'''
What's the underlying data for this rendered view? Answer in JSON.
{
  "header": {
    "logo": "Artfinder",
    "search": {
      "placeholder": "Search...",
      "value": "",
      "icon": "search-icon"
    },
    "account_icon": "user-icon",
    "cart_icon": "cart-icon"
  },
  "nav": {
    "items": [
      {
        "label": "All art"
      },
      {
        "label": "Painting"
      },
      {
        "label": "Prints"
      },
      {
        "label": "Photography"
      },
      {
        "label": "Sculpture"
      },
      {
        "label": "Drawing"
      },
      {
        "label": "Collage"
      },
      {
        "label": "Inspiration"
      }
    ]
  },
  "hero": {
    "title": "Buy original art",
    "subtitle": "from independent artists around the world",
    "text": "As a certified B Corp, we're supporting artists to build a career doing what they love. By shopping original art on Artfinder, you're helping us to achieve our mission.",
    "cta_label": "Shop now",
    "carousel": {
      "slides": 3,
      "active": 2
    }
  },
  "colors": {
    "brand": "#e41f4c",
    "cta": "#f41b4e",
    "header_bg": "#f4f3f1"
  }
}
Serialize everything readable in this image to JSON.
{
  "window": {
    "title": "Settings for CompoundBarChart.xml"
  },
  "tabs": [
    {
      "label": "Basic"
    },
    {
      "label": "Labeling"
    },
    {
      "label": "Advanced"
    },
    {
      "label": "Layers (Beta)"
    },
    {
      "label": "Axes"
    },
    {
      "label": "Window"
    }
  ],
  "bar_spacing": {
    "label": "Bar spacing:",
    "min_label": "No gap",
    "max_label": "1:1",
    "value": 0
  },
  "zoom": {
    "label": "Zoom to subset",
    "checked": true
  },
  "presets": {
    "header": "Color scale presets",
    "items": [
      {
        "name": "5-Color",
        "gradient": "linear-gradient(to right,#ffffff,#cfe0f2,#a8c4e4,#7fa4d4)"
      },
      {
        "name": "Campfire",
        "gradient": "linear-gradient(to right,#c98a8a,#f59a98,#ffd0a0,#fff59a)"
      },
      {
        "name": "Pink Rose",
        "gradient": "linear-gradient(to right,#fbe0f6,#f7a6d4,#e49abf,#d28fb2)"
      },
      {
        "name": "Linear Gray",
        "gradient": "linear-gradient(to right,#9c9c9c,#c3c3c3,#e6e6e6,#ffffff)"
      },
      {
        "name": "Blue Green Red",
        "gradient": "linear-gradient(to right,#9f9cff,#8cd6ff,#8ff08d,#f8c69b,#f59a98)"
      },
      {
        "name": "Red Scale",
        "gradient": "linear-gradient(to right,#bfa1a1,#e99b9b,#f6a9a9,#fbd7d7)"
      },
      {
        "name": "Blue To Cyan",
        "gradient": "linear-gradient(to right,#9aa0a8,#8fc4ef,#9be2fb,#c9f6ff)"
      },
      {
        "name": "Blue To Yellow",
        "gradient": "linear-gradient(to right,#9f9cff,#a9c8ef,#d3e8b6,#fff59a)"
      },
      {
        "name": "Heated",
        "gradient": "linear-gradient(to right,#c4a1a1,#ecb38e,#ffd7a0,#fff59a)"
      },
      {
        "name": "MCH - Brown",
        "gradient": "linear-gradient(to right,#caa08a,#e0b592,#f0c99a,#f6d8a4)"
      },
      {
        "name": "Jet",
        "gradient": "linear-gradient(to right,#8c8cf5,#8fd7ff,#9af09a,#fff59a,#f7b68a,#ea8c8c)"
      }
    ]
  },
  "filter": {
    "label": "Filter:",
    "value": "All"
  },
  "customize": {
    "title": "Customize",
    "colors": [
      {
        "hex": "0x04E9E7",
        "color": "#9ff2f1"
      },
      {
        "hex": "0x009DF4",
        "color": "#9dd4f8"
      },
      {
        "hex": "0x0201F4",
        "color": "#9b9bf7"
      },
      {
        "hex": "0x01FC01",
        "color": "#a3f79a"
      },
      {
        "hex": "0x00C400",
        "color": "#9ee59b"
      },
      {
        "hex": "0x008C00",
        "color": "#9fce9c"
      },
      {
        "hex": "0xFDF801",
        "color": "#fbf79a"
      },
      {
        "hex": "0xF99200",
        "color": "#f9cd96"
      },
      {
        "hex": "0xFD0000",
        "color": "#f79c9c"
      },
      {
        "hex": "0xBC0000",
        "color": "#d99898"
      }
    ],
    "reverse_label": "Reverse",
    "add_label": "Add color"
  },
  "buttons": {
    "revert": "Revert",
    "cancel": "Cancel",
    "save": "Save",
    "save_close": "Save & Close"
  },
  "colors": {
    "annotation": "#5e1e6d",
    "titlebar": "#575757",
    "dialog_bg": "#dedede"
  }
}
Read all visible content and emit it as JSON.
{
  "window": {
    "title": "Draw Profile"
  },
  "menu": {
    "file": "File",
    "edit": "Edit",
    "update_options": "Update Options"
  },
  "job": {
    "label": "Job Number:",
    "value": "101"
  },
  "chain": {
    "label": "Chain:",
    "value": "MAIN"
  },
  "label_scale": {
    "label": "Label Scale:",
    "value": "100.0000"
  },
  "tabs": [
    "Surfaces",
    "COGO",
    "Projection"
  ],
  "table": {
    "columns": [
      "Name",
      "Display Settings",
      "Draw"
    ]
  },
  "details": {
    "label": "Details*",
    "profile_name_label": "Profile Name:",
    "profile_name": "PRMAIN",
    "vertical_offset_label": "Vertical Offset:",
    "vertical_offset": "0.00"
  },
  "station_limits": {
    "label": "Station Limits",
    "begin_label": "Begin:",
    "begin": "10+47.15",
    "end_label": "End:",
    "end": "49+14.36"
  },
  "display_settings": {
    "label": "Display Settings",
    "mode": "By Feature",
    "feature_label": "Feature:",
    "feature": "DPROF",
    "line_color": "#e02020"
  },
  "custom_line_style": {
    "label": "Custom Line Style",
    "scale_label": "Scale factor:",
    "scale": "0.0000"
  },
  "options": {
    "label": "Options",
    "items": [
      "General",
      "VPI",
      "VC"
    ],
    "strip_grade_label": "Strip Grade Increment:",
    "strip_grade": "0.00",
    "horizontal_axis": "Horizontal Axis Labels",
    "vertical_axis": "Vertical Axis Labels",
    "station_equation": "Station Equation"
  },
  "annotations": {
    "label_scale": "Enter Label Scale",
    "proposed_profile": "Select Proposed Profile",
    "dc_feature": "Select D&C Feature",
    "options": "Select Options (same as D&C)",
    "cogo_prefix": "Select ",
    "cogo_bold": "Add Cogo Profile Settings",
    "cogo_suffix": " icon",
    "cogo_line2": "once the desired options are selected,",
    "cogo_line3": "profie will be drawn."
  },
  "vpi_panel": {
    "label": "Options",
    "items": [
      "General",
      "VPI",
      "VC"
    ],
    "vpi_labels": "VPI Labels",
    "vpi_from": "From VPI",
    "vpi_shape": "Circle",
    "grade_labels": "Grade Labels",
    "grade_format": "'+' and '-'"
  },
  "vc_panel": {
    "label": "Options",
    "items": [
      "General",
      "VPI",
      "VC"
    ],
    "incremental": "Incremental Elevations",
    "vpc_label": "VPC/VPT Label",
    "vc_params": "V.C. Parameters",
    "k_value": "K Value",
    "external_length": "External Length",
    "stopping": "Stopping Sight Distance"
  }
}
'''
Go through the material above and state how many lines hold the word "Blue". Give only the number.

### Reply
3